The Battle of Creative Resistance

Why it’s so hard to show up for your art

Jan 22, 2019

Creativity Art Artist Habits
woman holds her head in palm and leans on wall

Photo by Carolina Heza

Let’s talk about resistance. Not the kind at the gym, but the creative type that artists all over the world experience and suffer through when initially faced with their calling to create. The one Steven Pressfield talks endlessly about in his writings. Let’s tackle that beast. Because it’s not talked about enough.

What is the best antidote to a messy house? Creative resistance. The quickest way to get everything on your to-do list crossed off? Creative resistance. No other time is my house more clean, organized, and tidy, or more of my errands complete, than when I’m putting off my creative work. It gets to the point where I walk around my house looking for things to clean or fix or organize. All the while with a sense of guilt and slight disgrace in the back of my mind, knowing what I’m avoiding. It’s productive and pathetic at the same time.

Of course there is the obvious and strikingly easy solution to ridding myself of this guilt — facing the blank page and actually creating. And yet, I will do almost anything else to dodge the work, including calling my retirement company from a previous employer to merge that account with my current retirement account and going through endless paperwork to make this happen (true story). That is some serious resistance.

In The War of Art, Pressfield says this of resistance:
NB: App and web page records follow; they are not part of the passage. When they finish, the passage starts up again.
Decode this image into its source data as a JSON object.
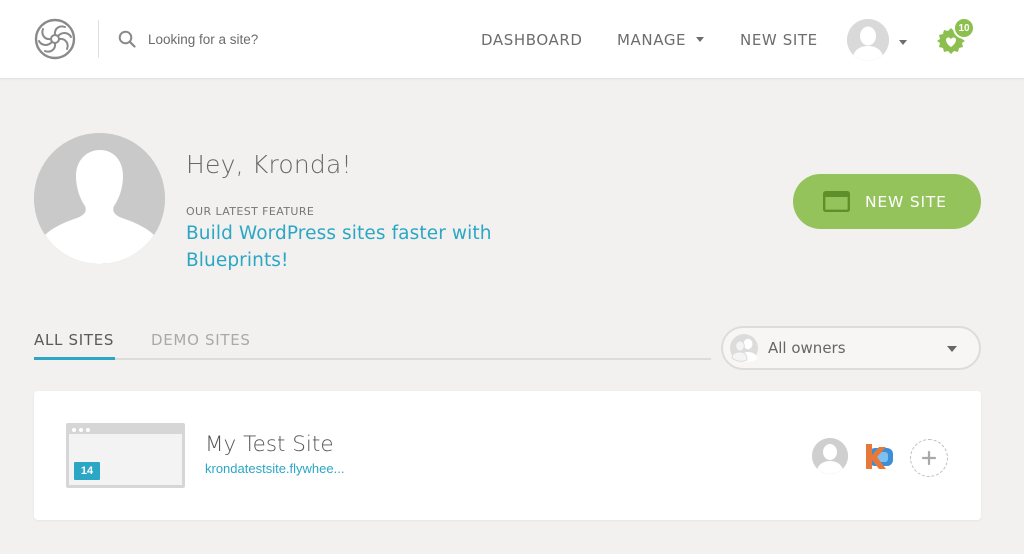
{
  "header": {
    "search": {
      "placeholder": "Looking for a site?"
    },
    "nav": {
      "dashboard": "DASHBOARD",
      "manage": "MANAGE",
      "new_site": "NEW SITE"
    },
    "notifications_count": "10"
  },
  "hero": {
    "greeting": "Hey, Kronda!",
    "feature_label": "OUR LATEST FEATURE",
    "feature_link": "Build WordPress sites faster with Blueprints!",
    "new_site_button": "NEW SITE"
  },
  "tabs": {
    "all_sites": "ALL SITES",
    "demo_sites": "DEMO SITES",
    "active": "all_sites"
  },
  "owners_filter": {
    "selected": "All owners"
  },
  "sites": [
    {
      "name": "My Test Site",
      "url": "krondatestsite.flywhee...",
      "php_version": "14"
    }
  ],
  "colors": {
    "accent_blue": "#2ba7c5",
    "accent_green": "#94c35c",
    "background": "#f2f1ef"
  }
}
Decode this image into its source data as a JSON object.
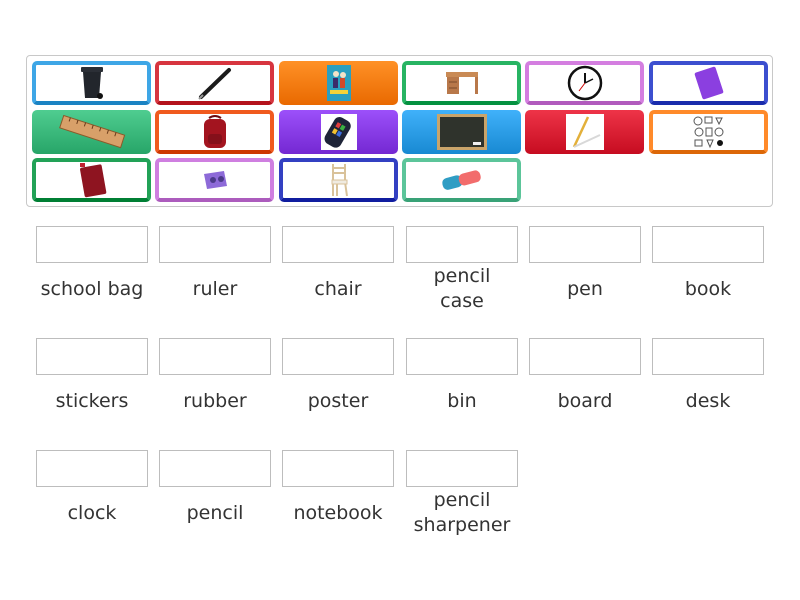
{
  "cards": [
    {
      "icon": "trash-bin-icon",
      "color": "#3ea6e6",
      "style": "outline"
    },
    {
      "icon": "pen-icon",
      "color": "#d7353f",
      "style": "outline"
    },
    {
      "icon": "poster-icon",
      "color": "#ff7f14",
      "style": "filled"
    },
    {
      "icon": "desk-icon",
      "color": "#28b463",
      "style": "outline"
    },
    {
      "icon": "clock-icon",
      "color": "#d47ee0",
      "style": "outline"
    },
    {
      "icon": "notebook-icon",
      "color": "#3c4fcf",
      "style": "outline"
    },
    {
      "icon": "ruler-icon",
      "color": "#3dbb7e",
      "style": "filled"
    },
    {
      "icon": "school-bag-icon",
      "color": "#f05a1e",
      "style": "outline"
    },
    {
      "icon": "pencil-case-icon",
      "color": "#8a3ee8",
      "style": "filled"
    },
    {
      "icon": "board-icon",
      "color": "#2e9fe8",
      "style": "filled"
    },
    {
      "icon": "pencil-icon",
      "color": "#dc2236",
      "style": "filled"
    },
    {
      "icon": "stickers-icon",
      "color": "#ff8a2a",
      "style": "outline"
    },
    {
      "icon": "book-icon",
      "color": "#22a257",
      "style": "outline"
    },
    {
      "icon": "pencil-sharpener-icon",
      "color": "#cf7fe0",
      "style": "outline"
    },
    {
      "icon": "chair-icon",
      "color": "#3340c2",
      "style": "outline"
    },
    {
      "icon": "rubber-icon",
      "color": "#5cc59a",
      "style": "outline"
    }
  ],
  "slots": [
    {
      "label": "school bag"
    },
    {
      "label": "ruler"
    },
    {
      "label": "chair"
    },
    {
      "label": "pencil\ncase"
    },
    {
      "label": "pen"
    },
    {
      "label": "book"
    },
    {
      "label": "stickers"
    },
    {
      "label": "rubber"
    },
    {
      "label": "poster"
    },
    {
      "label": "bin"
    },
    {
      "label": "board"
    },
    {
      "label": "desk"
    },
    {
      "label": "clock"
    },
    {
      "label": "pencil"
    },
    {
      "label": "notebook"
    },
    {
      "label": "pencil\nsharpener"
    }
  ]
}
Resistance cannot be seen, touched, heard, or smelled. But it can be felt. Resistance by definition is self-sabotage. It is self-generated and self-perpetuated. [It] is the most toxic force on the planet. Resistance’s goal is not to wound or disable. [It] aims to kill.

It is at once a part of us and a force outside of us following our every move in the direction of our calling. It waits quietly, and often not so quietly, to destroy our creative endeavors. It shows no mercy; it extends zero grace.

But Pressfield also says this, which gives me hope:

The more resistance you experience, the more important your unmanifested art/project/enterprise is to you — and the more gratification you will feel when you finally do it.

Sigh of relief. It is as if resistance wants to test our commitment to the work, like a drill sergeant at a SEALs training camp, pushing us to the end of our limits. Maybe it wants to see if we’re really cut out for the creative life and all its emotional ups and downs.

According to Pressfield, this feeling of resistance never really goes away, no matter how much work we produce or put out into the world. It simply is something we have to overcome, time and time again.

On one hand, this leaves me feeling discouraged and daunted, knowing this dark cloud will always follow me and keep poking. But on the other hand, the presence of resistance serves as a reminder that I’m on the right track, that I’m pursuing my calling. It lets me know I have something inside of me waiting to manifest, a creative seed waiting to germinate. And that is worth continuing to fight the battle, the war of art. Facing this resistance and doing my work is one minuscule step for mankind, but a massive step for little ol’ me.

When I think of laying on my deathbed — excuse the somber switch in tone — I hope I am not remembered for a clean and well-kept home (sorry Marie Kondo). Or for a lifetime of struggle with resistance that I never overcame. And especially not for all the things I managed to cross off my to-do list (as much satisfaction as that would bring). No, I hope I’m remembered for the words I wrote and shared, for any amount of light they shined into the lives of my fellow beings, and any truth from deep within me they drew out.

I wish I had the magic technique to give you on how to beat or even just face resistance, the guaranteed how-to. I wish I could say yours won’t be so bad, but an entire human history of creative ventures will prove that to be doubtful.

What I can tell you with certainty is this: if you feel called to do creative work, resistance will rear its ugly head. It will give you boundless energy to get everything else done in your life so that you have none left for your art. It will test your focus, your commitment, your stamina, and perhaps most of all — your ability to quiet the voices of the world and tune into your own. But when you do, when you push past resistance even for only a day and show up to the blank page, you will find something there that can’t be found anywhere else — the unique contribution only you were meant to make. And if you keep showing up, you find the parts of yourself you went looking for everywhere else.

Your art matters. Your voice matters. Your contribution is needed. Let your work see the light of day. It most certainly won’t cure cancer or end human trafficking, but it will feed your soul and inspire others to feed theirs. I can’t think of a higher form of self-care than doing our creative work.

And if you find yourself up against the wall of resistance with no fight left in you, remember Pressfield’s rule of thumb: “The more scared we are of a work or calling, the more sure we can be that we have to do it.” Surrender, just for that day, and extend yourself some grace. Then the next day, begin again. What else can you do? More dishes?

What has your battle with resistance been like? What do you do to combat it? I’d love to know; share in the comments.